One substance that is broken down in peroxisomes is phytanic acid, a type of fatty acid obtained from the diet (particularly from beef and dairy products). Phytanoyl-CoA hydroxylase is responsible for one of the first steps in breaking down phytanic acid as part of a process known as alpha-oxidation. In subsequent steps, additional enzymes in peroxisomes and other parts of the cell further process this compound into smaller molecules that the body can use for energy.
Researchers suspect that phytanoyl-CoA hydroxylase may have other functions in addition to its role in breaking down phytanic acid. For example, this enzyme appears to help determine the number of peroxisomes within cells and is involved in regulating their activity.

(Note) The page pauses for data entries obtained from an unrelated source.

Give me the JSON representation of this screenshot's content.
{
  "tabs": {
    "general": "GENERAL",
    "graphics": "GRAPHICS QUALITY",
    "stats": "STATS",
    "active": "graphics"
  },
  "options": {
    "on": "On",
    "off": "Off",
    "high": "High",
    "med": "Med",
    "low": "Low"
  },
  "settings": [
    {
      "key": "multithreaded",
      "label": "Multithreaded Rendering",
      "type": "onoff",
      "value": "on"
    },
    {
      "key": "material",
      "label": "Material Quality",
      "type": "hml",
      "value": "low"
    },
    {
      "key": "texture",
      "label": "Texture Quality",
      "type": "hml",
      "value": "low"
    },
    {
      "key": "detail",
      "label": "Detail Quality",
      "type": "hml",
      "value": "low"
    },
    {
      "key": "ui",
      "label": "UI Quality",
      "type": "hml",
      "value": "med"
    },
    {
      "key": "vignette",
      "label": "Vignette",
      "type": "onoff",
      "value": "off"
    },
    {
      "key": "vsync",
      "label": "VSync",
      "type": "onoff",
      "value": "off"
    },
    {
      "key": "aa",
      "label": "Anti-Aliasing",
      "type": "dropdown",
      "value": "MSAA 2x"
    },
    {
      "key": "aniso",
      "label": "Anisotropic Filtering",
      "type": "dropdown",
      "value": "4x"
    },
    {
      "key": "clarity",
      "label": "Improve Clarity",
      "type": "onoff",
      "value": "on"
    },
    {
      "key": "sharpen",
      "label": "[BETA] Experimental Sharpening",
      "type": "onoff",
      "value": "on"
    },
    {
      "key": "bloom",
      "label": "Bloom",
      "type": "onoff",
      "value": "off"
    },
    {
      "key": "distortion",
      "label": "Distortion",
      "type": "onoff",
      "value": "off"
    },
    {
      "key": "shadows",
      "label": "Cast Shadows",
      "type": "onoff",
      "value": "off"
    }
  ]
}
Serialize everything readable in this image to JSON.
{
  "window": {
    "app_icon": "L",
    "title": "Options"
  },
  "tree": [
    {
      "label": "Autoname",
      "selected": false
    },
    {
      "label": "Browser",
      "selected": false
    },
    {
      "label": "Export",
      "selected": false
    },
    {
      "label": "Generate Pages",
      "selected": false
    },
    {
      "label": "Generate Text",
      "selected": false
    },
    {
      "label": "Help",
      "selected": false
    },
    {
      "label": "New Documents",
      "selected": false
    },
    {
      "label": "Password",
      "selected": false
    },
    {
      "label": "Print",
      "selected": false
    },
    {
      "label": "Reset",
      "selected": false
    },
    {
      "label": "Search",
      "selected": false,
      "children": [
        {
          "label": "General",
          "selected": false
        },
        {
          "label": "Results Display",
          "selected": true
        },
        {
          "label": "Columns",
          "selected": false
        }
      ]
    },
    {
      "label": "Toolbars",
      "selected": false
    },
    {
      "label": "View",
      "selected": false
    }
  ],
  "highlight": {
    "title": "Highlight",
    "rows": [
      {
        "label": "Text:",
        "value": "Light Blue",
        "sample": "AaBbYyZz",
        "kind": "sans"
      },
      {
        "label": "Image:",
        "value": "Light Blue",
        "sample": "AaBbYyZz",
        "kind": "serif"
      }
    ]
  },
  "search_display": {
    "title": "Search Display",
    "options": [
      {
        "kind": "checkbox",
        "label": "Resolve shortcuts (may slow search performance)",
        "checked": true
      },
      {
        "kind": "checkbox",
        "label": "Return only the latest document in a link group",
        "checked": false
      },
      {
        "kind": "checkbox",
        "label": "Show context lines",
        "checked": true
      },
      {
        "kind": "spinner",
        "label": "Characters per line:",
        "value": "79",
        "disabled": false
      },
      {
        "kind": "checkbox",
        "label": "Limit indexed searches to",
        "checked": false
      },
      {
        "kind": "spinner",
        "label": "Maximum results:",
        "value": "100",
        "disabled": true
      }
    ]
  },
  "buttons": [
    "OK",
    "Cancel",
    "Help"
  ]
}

Mutations in the PHYH gene have been found to cause more than 90 percent of all cases of Refsum disease. About 30 mutations in this gene have been identified. These mutations alter the structure or production of phytanoyl-CoA hydroxylase, which reduces the enzyme's activity. A shortage of this enzyme disrupts the breakdown of phytanic acid in peroxisomes. As a result, phytanic acid and related compounds build up in the body's tissues. The accumulation of phytanic acid is toxic to cells, although it is unclear how an excess of this substance affects vision and smell and causes the other specific features of Refsum disease.
- phytanic acid oxidase
- phytanoil-CoA alpha hydroxylase
- phytanoyl-CoA 2 oxoglutarate dioxygenase
- phytanoyl-CoA alpha-hydroxylase
- phytanoyl-CoA dioxygenase, peroxisomal